Exercise aim →
Where does the string "November" appear in the material? Copy each line that holds it.
Data shown section start
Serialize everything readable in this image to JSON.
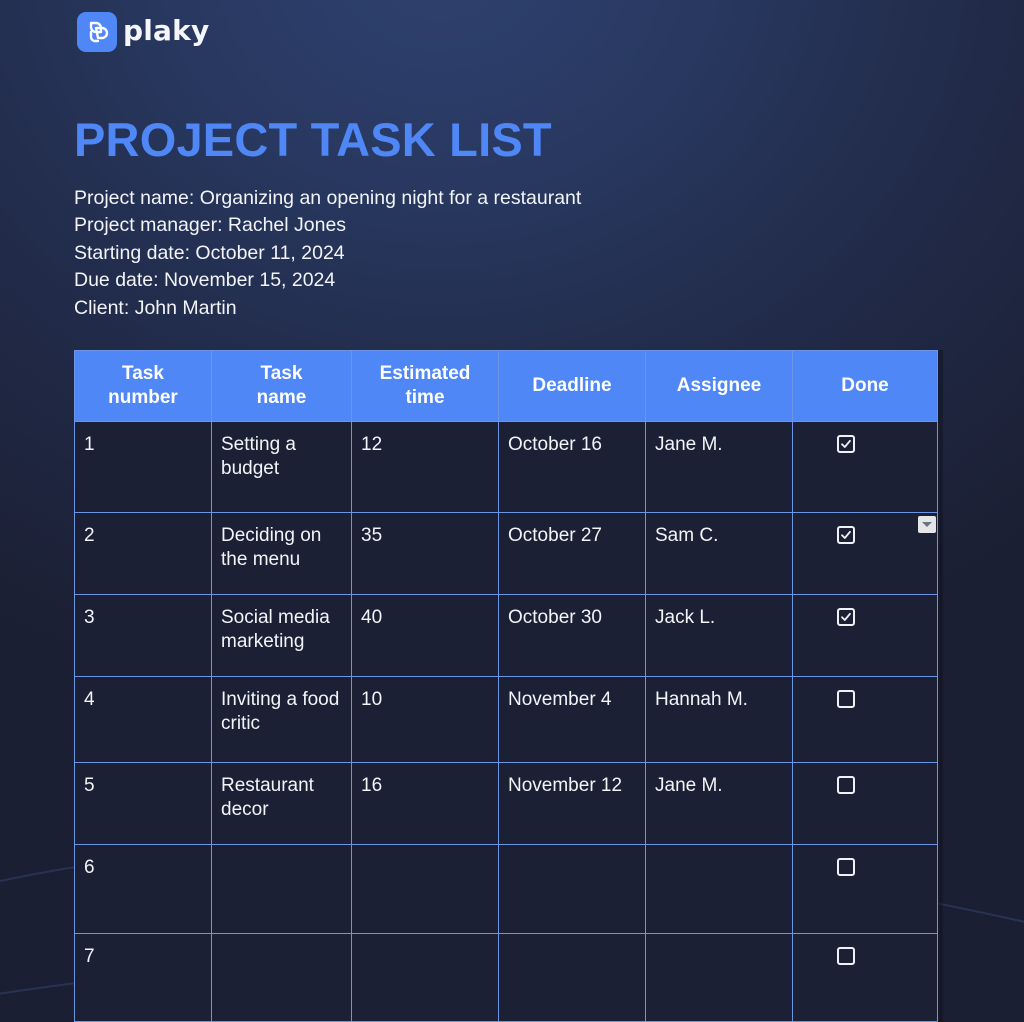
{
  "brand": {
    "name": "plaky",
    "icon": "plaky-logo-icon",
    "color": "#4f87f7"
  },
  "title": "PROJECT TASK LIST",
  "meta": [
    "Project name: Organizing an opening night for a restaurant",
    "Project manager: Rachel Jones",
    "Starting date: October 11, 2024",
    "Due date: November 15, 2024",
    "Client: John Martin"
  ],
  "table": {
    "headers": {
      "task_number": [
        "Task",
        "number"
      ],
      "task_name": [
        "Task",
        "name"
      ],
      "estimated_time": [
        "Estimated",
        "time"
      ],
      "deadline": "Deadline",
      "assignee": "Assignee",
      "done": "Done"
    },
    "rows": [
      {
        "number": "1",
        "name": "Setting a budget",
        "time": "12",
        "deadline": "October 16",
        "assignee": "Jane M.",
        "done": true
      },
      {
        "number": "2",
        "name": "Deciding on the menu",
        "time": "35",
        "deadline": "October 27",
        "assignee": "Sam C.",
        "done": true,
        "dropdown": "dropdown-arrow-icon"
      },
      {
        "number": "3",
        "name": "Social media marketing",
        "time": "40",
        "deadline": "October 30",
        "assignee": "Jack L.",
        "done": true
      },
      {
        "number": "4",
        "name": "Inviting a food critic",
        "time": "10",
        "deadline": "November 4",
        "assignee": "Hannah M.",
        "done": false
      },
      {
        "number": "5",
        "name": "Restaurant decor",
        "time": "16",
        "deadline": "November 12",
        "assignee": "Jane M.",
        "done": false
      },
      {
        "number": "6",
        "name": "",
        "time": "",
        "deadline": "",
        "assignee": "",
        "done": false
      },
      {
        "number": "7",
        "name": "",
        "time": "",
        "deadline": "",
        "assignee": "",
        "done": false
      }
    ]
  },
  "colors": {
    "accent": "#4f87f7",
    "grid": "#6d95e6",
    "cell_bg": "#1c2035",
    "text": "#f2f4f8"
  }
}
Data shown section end
Answer to the exercise →
    "Due date: November 15, 2024",
        "deadline": "November 4",
        "deadline": "November 12",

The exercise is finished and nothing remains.